How to complete this task:
Look through the records below and copy each line that includes the word "Tổng".

-------- Data supplied --------

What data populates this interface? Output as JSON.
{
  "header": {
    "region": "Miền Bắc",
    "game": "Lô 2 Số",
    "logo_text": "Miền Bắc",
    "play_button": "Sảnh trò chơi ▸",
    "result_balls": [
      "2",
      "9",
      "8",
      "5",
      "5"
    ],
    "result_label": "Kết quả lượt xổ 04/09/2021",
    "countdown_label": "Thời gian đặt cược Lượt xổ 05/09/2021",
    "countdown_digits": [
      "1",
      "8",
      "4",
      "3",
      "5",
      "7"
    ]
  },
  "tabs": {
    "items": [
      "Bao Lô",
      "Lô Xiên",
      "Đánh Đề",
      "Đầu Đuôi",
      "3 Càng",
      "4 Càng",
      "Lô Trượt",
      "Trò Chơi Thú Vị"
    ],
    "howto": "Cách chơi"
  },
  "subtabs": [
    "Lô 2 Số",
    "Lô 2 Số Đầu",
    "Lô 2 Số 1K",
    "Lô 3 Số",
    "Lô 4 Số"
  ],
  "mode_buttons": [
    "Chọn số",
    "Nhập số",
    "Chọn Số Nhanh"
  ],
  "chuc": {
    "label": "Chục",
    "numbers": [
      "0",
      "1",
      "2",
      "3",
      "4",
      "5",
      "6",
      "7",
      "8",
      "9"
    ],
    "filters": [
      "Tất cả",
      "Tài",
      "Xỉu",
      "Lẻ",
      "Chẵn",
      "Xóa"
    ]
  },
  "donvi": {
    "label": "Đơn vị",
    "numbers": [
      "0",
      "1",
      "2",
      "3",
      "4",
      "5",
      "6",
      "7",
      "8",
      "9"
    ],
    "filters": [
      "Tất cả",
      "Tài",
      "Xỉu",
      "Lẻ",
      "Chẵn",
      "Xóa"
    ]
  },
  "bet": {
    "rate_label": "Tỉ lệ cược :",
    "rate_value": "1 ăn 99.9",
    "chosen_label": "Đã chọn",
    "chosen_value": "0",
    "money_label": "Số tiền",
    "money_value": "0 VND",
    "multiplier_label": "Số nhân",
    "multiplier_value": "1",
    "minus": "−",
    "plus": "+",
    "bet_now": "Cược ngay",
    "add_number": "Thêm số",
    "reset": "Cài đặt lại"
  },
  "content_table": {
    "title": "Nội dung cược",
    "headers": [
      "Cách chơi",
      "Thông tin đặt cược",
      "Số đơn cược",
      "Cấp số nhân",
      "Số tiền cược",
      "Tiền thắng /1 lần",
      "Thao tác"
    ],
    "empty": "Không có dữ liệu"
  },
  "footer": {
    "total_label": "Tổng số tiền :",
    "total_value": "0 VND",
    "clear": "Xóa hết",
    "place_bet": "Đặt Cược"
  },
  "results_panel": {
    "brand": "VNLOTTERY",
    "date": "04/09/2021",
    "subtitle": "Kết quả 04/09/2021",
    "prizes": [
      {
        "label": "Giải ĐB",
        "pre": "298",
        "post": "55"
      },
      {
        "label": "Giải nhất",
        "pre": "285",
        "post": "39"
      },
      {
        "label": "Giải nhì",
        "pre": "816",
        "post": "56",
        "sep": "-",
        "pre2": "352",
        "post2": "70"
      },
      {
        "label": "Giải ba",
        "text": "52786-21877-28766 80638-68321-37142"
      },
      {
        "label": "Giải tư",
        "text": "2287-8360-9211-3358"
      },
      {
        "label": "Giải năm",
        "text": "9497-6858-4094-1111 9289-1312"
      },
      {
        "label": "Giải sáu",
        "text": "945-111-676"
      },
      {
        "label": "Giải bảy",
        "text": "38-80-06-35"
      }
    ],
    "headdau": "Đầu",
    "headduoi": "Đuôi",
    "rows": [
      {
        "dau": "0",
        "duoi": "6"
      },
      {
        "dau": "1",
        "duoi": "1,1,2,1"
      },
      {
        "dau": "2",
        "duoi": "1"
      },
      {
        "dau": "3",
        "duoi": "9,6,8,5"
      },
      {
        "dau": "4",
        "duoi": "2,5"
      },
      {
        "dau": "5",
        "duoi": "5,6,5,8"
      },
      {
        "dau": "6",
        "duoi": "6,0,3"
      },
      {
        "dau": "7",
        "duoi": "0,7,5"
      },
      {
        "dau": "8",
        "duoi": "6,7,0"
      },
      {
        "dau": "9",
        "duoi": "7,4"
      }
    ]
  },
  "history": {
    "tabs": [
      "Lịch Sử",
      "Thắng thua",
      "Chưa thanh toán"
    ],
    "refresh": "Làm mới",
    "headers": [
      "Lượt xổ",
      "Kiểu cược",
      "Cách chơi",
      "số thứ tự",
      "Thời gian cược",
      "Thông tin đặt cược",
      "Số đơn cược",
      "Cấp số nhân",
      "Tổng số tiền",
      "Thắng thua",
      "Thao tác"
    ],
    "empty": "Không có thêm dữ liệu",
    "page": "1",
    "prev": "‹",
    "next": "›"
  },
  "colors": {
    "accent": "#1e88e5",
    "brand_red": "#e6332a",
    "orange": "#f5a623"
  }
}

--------

Expected output:
    "total_label": "Tổng số tiền :",
      "Tổng số tiền",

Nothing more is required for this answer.